What are the symptoms of sepsis?
Sepsis can affect children and adults.
Symptoms in children under five years
If a child under five years has any of the following symptoms, then according to the NHS website, they should be taken straight to A&E
- looks mottled, bluish or pale
- very lethargic or difficult to wake
- feels abnormally cold to touch
- having a major operation
- a lengthy stay in hospital
- having diabetes
- poverty and/or poor nutrition
- being exposed to devices like intravenous catheters, urinary catheters, or breathing tubes, which can introduce bacteria into the body
What are the complications caused by septic shock?
Septic shock can cause several complications, including:
- heart failure
- abnormal blood clotting
- kidney failure
- respiratory failure
- liver failure
- removal of a section of bowel
The severity of these complications will depend on many factors, including the patients age, any pre-existing health conditions, the cause and origin of sepsis within the body and how soon treatment was given.

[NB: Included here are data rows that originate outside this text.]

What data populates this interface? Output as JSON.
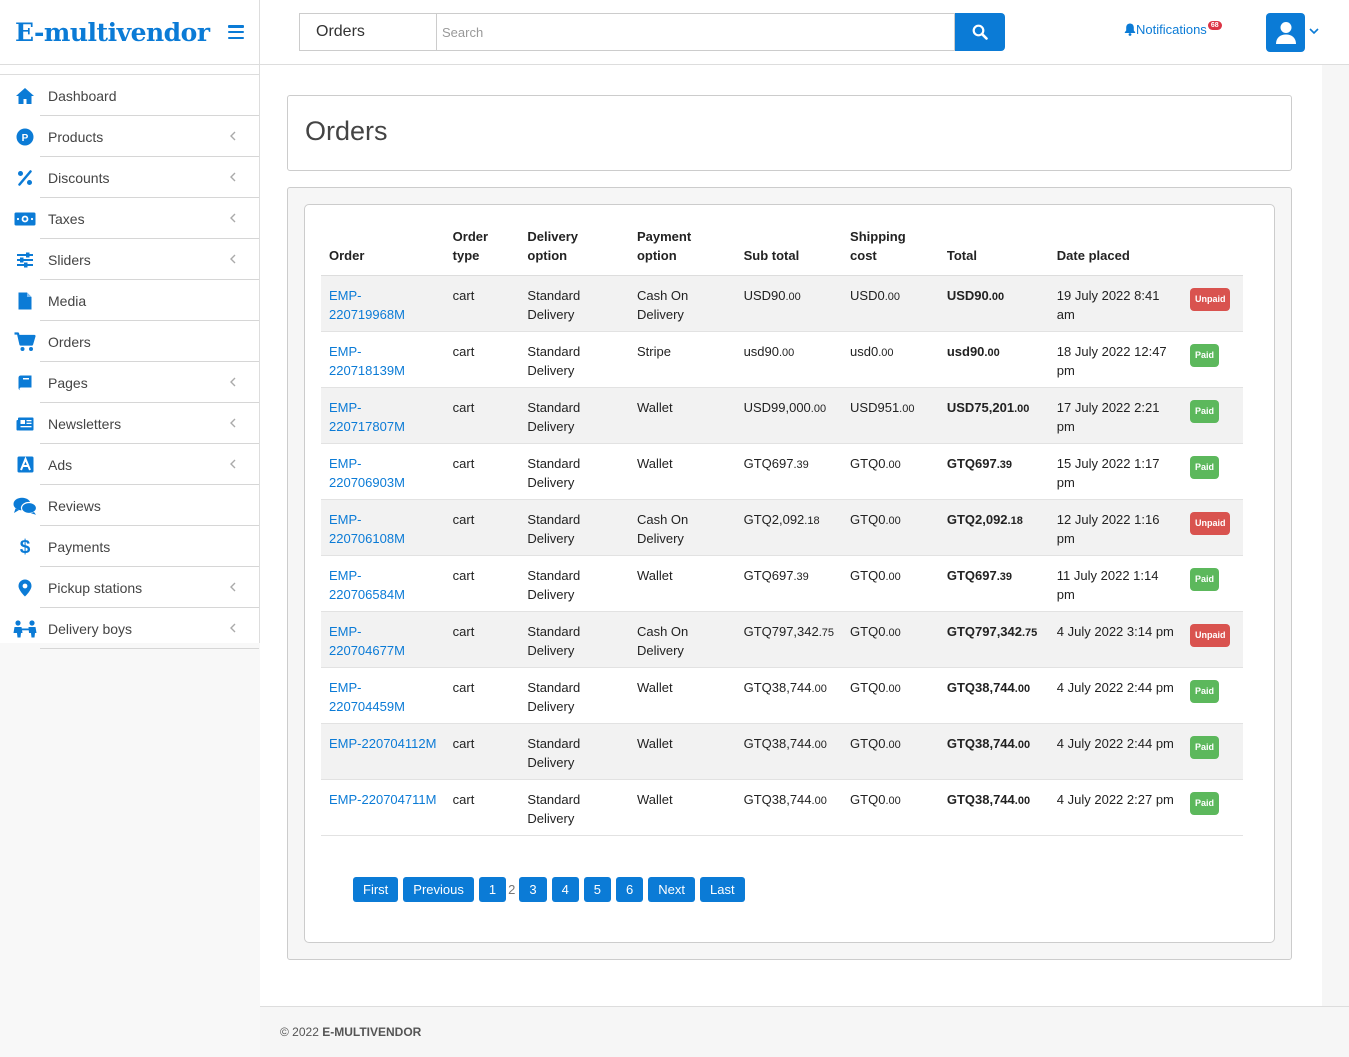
{
  "brand": {
    "name": "E-multivendor"
  },
  "sidebar": {
    "items": [
      {
        "label": "Dashboard",
        "icon": "home-icon",
        "chevron": false
      },
      {
        "label": "Products",
        "icon": "product-icon",
        "chevron": true
      },
      {
        "label": "Discounts",
        "icon": "percent-icon",
        "chevron": true
      },
      {
        "label": "Taxes",
        "icon": "money-icon",
        "chevron": true
      },
      {
        "label": "Sliders",
        "icon": "sliders-icon",
        "chevron": true
      },
      {
        "label": "Media",
        "icon": "file-icon",
        "chevron": false
      },
      {
        "label": "Orders",
        "icon": "cart-icon",
        "chevron": false
      },
      {
        "label": "Pages",
        "icon": "book-icon",
        "chevron": true
      },
      {
        "label": "Newsletters",
        "icon": "newspaper-icon",
        "chevron": true
      },
      {
        "label": "Ads",
        "icon": "ad-icon",
        "chevron": true
      },
      {
        "label": "Reviews",
        "icon": "comments-icon",
        "chevron": false
      },
      {
        "label": "Payments",
        "icon": "dollar-icon",
        "chevron": false
      },
      {
        "label": "Pickup stations",
        "icon": "map-marker-icon",
        "chevron": true
      },
      {
        "label": "Delivery boys",
        "icon": "people-icon",
        "chevron": true
      }
    ]
  },
  "topbar": {
    "search_category": "Orders",
    "search_placeholder": "Search",
    "notifications_label": "Notifications",
    "notifications_count": "68"
  },
  "page": {
    "title": "Orders"
  },
  "table": {
    "headers": [
      "Order",
      "Order type",
      "Delivery option",
      "Payment option",
      "Sub total",
      "Shipping cost",
      "Total",
      "Date placed",
      ""
    ],
    "rows": [
      {
        "order": "EMP-220719968M",
        "type": "cart",
        "delivery": "Standard Delivery",
        "payment": "Cash On Delivery",
        "sub_main": "USD90",
        "sub_cents": ".00",
        "ship_main": "USD0",
        "ship_cents": ".00",
        "total_main": "USD90",
        "total_cents": ".00",
        "date": "19 July 2022 8:41 am",
        "status": "Unpaid"
      },
      {
        "order": "EMP-220718139M",
        "type": "cart",
        "delivery": "Standard Delivery",
        "payment": "Stripe",
        "sub_main": "usd90",
        "sub_cents": ".00",
        "ship_main": "usd0",
        "ship_cents": ".00",
        "total_main": "usd90",
        "total_cents": ".00",
        "date": "18 July 2022 12:47 pm",
        "status": "Paid"
      },
      {
        "order": "EMP-220717807M",
        "type": "cart",
        "delivery": "Standard Delivery",
        "payment": "Wallet",
        "sub_main": "USD99,000",
        "sub_cents": ".00",
        "ship_main": "USD951",
        "ship_cents": ".00",
        "total_main": "USD75,201",
        "total_cents": ".00",
        "date": "17 July 2022 2:21 pm",
        "status": "Paid"
      },
      {
        "order": "EMP-220706903M",
        "type": "cart",
        "delivery": "Standard Delivery",
        "payment": "Wallet",
        "sub_main": "GTQ697",
        "sub_cents": ".39",
        "ship_main": "GTQ0",
        "ship_cents": ".00",
        "total_main": "GTQ697",
        "total_cents": ".39",
        "date": "15 July 2022 1:17 pm",
        "status": "Paid"
      },
      {
        "order": "EMP-220706108M",
        "type": "cart",
        "delivery": "Standard Delivery",
        "payment": "Cash On Delivery",
        "sub_main": "GTQ2,092",
        "sub_cents": ".18",
        "ship_main": "GTQ0",
        "ship_cents": ".00",
        "total_main": "GTQ2,092",
        "total_cents": ".18",
        "date": "12 July 2022 1:16 pm",
        "status": "Unpaid"
      },
      {
        "order": "EMP-220706584M",
        "type": "cart",
        "delivery": "Standard Delivery",
        "payment": "Wallet",
        "sub_main": "GTQ697",
        "sub_cents": ".39",
        "ship_main": "GTQ0",
        "ship_cents": ".00",
        "total_main": "GTQ697",
        "total_cents": ".39",
        "date": "11 July 2022 1:14 pm",
        "status": "Paid"
      },
      {
        "order": "EMP-220704677M",
        "type": "cart",
        "delivery": "Standard Delivery",
        "payment": "Cash On Delivery",
        "sub_main": "GTQ797,342",
        "sub_cents": ".75",
        "ship_main": "GTQ0",
        "ship_cents": ".00",
        "total_main": "GTQ797,342",
        "total_cents": ".75",
        "date": "4 July 2022 3:14 pm",
        "status": "Unpaid"
      },
      {
        "order": "EMP-220704459M",
        "type": "cart",
        "delivery": "Standard Delivery",
        "payment": "Wallet",
        "sub_main": "GTQ38,744",
        "sub_cents": ".00",
        "ship_main": "GTQ0",
        "ship_cents": ".00",
        "total_main": "GTQ38,744",
        "total_cents": ".00",
        "date": "4 July 2022 2:44 pm",
        "status": "Paid"
      },
      {
        "order": "EMP-220704112M",
        "type": "cart",
        "delivery": "Standard Delivery",
        "payment": "Wallet",
        "sub_main": "GTQ38,744",
        "sub_cents": ".00",
        "ship_main": "GTQ0",
        "ship_cents": ".00",
        "total_main": "GTQ38,744",
        "total_cents": ".00",
        "date": "4 July 2022 2:44 pm",
        "status": "Paid"
      },
      {
        "order": "EMP-220704711M",
        "type": "cart",
        "delivery": "Standard Delivery",
        "payment": "Wallet",
        "sub_main": "GTQ38,744",
        "sub_cents": ".00",
        "ship_main": "GTQ0",
        "ship_cents": ".00",
        "total_main": "GTQ38,744",
        "total_cents": ".00",
        "date": "4 July 2022 2:27 pm",
        "status": "Paid"
      }
    ]
  },
  "pagination": {
    "first": "First",
    "previous": "Previous",
    "pages_before": [
      "1"
    ],
    "current": "2",
    "pages_after": [
      "3",
      "4",
      "5",
      "6"
    ],
    "next": "Next",
    "last": "Last"
  },
  "footer": {
    "prefix": "© 2022",
    "brand": "E-MULTIVENDOR"
  },
  "colors": {
    "accent": "#0b7bd6",
    "paid": "#5cb85c",
    "unpaid": "#d9534f"
  }
}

How can I claim complication for complications caused by sepsis?
According to the NHS, management of sepsis involves three tests and treatments. These are known as the ‘sepsis six’:
- taking blood cultures – to discover what bacteria is causing the sepsis
- taking a blood sample – to determine how severe the case is
- monitoring your urine output – to assess severity and kidney function
- administering antibiotics
- providing fluid intravenously
- giving oxygen
This course of action should be administered within an hour of sepsis being diagnosed.
If adequate treatment for sepsis has not been given, or sepsis was misdiagnosed or undiagnosed, and this has resulted in you suffering physical or mental damage, you may be able to claim compensation from the NHS Trust or private clinic responsible for your care.
The first step towards claiming compensation for sepsis is to find an experienced clinical negligence solicitor who can advise and represent you.
Sepsis is a brutal condition that can ruin lives. Compensation can help you access rehabilitation and fund the care you need to repair the damage sepsis can ravage.
At Mayiclaim we work with many experienced personal injury solicitors and are therefore able to choose the most appropriate solicitor for you based on your specific set of circumstances. All our recommended solicitors work on a no win, no fee basis. Please contact Mayiclaim on 0800 756 7774 or fill out our online quick claim form